- _What is required_
Collect all lines from the records below that include the word "建发股份".

- _Material provided_
▶

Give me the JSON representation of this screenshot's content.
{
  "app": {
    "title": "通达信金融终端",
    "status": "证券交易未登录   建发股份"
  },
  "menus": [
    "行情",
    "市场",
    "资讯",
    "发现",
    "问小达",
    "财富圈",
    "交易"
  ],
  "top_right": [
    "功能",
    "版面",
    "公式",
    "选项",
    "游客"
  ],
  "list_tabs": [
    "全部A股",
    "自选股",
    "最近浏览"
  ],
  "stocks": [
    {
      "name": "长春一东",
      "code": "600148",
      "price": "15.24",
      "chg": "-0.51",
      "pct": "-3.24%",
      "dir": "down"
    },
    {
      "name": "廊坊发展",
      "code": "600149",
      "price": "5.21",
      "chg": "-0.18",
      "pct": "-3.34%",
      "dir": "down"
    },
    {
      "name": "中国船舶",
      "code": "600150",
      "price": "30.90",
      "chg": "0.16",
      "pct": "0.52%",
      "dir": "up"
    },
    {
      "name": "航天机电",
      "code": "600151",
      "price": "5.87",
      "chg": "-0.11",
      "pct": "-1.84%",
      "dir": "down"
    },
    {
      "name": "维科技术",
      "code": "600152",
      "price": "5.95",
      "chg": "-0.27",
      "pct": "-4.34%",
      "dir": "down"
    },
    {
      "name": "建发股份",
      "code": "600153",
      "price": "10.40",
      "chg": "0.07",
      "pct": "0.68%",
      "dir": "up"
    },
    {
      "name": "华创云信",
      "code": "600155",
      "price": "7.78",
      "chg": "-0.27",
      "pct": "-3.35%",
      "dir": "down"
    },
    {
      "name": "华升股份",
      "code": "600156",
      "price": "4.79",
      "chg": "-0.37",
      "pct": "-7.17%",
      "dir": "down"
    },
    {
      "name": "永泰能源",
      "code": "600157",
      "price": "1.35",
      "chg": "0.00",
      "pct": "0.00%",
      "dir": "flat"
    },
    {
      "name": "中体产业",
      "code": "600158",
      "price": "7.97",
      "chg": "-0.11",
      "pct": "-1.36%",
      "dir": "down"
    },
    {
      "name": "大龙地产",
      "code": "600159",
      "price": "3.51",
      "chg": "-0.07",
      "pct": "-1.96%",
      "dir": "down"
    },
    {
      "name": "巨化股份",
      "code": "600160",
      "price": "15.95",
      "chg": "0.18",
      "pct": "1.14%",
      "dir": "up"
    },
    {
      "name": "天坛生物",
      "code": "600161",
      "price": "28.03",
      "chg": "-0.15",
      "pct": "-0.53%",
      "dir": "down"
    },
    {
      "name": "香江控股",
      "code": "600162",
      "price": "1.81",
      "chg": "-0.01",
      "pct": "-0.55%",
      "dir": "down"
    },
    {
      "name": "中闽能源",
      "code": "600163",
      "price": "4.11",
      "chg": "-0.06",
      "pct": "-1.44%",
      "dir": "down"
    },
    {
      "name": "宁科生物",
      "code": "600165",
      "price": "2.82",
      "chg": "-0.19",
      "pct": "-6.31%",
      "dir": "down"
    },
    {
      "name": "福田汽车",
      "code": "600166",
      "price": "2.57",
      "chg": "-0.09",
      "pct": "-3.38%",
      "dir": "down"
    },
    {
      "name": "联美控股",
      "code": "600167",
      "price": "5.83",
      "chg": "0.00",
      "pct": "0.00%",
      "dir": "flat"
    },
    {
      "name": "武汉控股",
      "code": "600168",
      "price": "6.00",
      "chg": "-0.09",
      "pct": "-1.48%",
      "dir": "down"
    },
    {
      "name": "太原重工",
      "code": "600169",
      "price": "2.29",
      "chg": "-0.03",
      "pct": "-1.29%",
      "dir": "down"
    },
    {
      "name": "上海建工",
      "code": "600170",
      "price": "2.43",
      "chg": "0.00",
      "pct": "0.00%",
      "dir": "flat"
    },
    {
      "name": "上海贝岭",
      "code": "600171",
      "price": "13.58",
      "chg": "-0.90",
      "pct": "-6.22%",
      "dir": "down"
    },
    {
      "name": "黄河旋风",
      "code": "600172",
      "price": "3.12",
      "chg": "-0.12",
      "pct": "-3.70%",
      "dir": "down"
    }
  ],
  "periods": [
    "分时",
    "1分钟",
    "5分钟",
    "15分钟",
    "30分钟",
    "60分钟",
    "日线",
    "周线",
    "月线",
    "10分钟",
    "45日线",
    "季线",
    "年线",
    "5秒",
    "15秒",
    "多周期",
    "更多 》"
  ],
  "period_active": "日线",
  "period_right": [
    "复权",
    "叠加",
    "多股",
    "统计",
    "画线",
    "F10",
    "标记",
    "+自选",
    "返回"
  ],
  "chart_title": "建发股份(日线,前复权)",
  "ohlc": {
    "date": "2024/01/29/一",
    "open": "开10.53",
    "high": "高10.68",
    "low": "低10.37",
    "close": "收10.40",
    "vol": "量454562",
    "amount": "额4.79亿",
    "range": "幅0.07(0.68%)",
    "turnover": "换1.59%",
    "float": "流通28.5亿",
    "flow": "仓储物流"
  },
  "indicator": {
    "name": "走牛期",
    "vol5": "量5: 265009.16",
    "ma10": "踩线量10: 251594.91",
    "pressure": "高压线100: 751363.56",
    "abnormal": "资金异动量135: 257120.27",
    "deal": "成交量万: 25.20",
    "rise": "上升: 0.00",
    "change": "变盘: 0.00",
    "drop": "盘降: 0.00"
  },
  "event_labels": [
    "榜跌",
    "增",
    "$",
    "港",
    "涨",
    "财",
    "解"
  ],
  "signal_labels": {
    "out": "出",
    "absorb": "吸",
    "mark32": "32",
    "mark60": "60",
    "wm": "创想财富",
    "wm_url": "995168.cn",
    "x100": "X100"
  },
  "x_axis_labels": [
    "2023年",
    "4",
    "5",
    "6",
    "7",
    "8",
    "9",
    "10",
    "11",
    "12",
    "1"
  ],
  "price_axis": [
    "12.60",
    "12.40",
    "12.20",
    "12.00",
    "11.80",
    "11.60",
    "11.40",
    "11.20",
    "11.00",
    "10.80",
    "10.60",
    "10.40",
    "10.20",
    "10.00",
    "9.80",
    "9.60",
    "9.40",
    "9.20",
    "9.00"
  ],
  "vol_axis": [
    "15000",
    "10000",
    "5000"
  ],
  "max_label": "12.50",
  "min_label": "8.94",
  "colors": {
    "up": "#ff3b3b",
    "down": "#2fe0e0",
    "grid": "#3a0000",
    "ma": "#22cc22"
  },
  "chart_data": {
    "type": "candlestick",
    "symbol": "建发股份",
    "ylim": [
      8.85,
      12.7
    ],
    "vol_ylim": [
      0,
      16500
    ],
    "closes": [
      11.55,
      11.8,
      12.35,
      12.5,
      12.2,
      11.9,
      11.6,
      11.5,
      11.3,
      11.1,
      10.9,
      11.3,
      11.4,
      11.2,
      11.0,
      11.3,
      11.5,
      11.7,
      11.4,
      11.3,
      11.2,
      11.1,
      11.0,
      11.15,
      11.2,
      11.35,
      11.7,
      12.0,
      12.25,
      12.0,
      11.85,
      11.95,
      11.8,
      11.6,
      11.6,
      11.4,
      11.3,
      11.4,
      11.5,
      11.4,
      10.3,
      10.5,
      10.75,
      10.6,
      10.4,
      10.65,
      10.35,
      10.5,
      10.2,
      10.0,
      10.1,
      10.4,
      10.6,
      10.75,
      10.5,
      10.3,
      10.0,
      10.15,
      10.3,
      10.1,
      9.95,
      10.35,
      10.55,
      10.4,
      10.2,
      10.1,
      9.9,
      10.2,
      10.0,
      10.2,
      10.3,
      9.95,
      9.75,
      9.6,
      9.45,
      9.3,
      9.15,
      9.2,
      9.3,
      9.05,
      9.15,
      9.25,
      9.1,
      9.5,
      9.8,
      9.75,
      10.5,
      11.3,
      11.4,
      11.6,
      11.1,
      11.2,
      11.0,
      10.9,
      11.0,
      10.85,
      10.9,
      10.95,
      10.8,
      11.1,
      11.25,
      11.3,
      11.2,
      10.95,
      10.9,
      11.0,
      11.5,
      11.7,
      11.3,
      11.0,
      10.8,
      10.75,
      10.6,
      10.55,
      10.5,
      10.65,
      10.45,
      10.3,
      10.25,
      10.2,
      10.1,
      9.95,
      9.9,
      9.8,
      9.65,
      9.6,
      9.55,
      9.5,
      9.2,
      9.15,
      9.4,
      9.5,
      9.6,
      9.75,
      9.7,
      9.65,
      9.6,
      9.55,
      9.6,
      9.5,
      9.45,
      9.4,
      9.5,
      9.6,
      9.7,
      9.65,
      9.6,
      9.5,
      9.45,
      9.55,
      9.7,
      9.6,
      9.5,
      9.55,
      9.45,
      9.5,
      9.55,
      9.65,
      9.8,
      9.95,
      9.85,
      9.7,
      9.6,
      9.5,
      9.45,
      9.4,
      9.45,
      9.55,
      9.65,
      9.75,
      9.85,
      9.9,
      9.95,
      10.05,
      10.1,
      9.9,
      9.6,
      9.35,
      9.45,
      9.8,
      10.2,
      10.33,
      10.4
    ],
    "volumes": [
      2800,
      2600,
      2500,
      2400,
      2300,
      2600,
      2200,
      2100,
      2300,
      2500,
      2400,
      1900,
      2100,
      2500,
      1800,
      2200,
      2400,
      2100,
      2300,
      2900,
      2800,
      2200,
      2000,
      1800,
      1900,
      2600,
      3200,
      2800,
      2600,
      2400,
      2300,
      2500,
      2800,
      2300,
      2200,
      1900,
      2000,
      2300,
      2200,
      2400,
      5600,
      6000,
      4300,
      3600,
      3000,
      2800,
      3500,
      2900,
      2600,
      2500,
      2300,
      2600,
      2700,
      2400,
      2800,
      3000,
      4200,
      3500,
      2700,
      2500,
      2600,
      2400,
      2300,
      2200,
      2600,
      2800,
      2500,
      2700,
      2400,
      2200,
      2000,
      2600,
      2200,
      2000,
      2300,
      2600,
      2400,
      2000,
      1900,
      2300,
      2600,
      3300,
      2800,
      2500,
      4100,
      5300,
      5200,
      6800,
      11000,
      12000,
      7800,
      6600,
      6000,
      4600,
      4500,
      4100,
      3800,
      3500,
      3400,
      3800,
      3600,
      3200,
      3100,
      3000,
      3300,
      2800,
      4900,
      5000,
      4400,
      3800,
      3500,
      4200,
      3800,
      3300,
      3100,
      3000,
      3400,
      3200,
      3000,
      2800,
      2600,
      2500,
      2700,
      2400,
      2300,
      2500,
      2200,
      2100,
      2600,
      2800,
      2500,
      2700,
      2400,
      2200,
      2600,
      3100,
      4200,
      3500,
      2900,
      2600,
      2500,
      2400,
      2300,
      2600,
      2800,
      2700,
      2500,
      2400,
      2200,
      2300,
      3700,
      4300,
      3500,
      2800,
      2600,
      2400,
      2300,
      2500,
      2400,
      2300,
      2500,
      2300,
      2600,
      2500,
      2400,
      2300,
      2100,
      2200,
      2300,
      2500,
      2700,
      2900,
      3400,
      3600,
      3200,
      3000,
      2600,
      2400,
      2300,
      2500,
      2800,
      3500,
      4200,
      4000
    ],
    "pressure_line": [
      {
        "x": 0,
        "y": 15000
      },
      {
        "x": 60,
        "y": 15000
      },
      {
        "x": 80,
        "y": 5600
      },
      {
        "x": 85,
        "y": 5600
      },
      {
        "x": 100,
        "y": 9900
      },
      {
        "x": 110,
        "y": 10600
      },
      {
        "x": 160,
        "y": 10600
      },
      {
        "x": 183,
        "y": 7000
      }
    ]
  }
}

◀

- _Solution_
    "status": "证券交易未登录   建发股份"
      "name": "建发股份",
  "chart_title": "建发股份(日线,前复权)",
    "symbol": "建发股份",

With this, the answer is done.